Source records:
****

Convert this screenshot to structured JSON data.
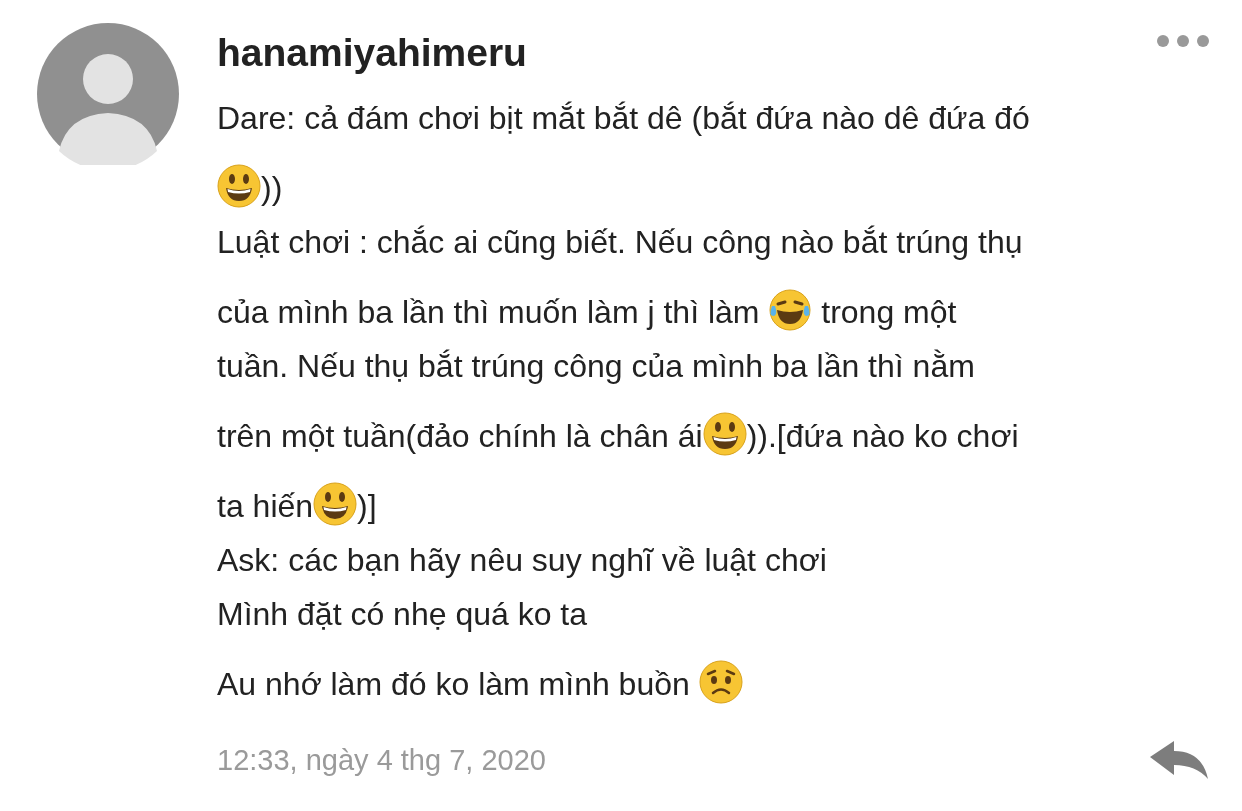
{
  "comment": {
    "username": "hanamiyahimeru",
    "lines": [
      {
        "segments": [
          {
            "kind": "text",
            "text": "Dare: cả đám chơi bịt mắt bắt dê (bắt đứa nào dê đứa đó"
          }
        ]
      },
      {
        "segments": [
          {
            "kind": "grin"
          },
          {
            "kind": "text",
            "text": "))"
          }
        ]
      },
      {
        "segments": [
          {
            "kind": "text",
            "text": "Luật chơi : chắc ai cũng biết. Nếu công nào bắt trúng thụ"
          }
        ]
      },
      {
        "segments": [
          {
            "kind": "text",
            "text": "của mình ba lần thì muốn làm j thì làm "
          },
          {
            "kind": "laugh"
          },
          {
            "kind": "text",
            "text": " trong một"
          }
        ]
      },
      {
        "segments": [
          {
            "kind": "text",
            "text": "tuần. Nếu thụ bắt trúng công của mình ba lần thì nằm"
          }
        ]
      },
      {
        "segments": [
          {
            "kind": "text",
            "text": "trên một tuần(đảo chính là chân ái"
          },
          {
            "kind": "grin"
          },
          {
            "kind": "text",
            "text": ")).[đứa nào ko chơi"
          }
        ]
      },
      {
        "segments": [
          {
            "kind": "text",
            "text": "ta hiến"
          },
          {
            "kind": "grin"
          },
          {
            "kind": "text",
            "text": ")]"
          }
        ]
      },
      {
        "segments": [
          {
            "kind": "text",
            "text": "Ask: các bạn hãy nêu suy nghĩ về luật chơi"
          }
        ]
      },
      {
        "segments": [
          {
            "kind": "text",
            "text": "Mình đặt có nhẹ quá ko ta"
          }
        ]
      },
      {
        "segments": [
          {
            "kind": "text",
            "text": "Au nhớ làm đó ko làm mình buồn "
          },
          {
            "kind": "worried"
          }
        ]
      }
    ],
    "timestamp": "12:33, ngày 4 thg 7, 2020"
  }
}
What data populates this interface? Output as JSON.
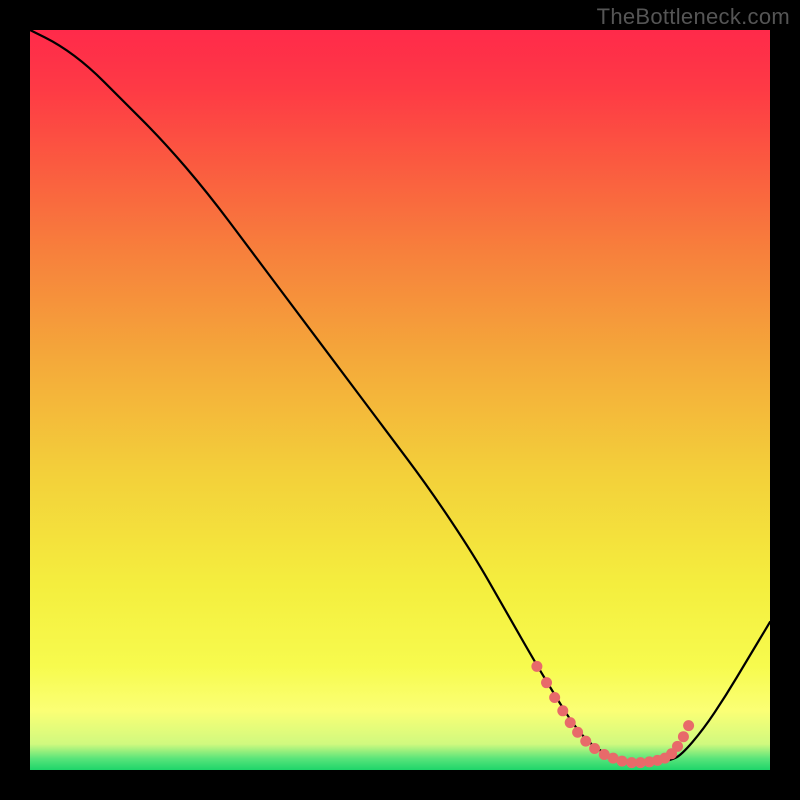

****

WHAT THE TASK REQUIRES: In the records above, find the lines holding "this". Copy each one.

OUTPUT BELOW:
Convert this screenshot to structured JSON data.
What data populates this interface? Output as JSON.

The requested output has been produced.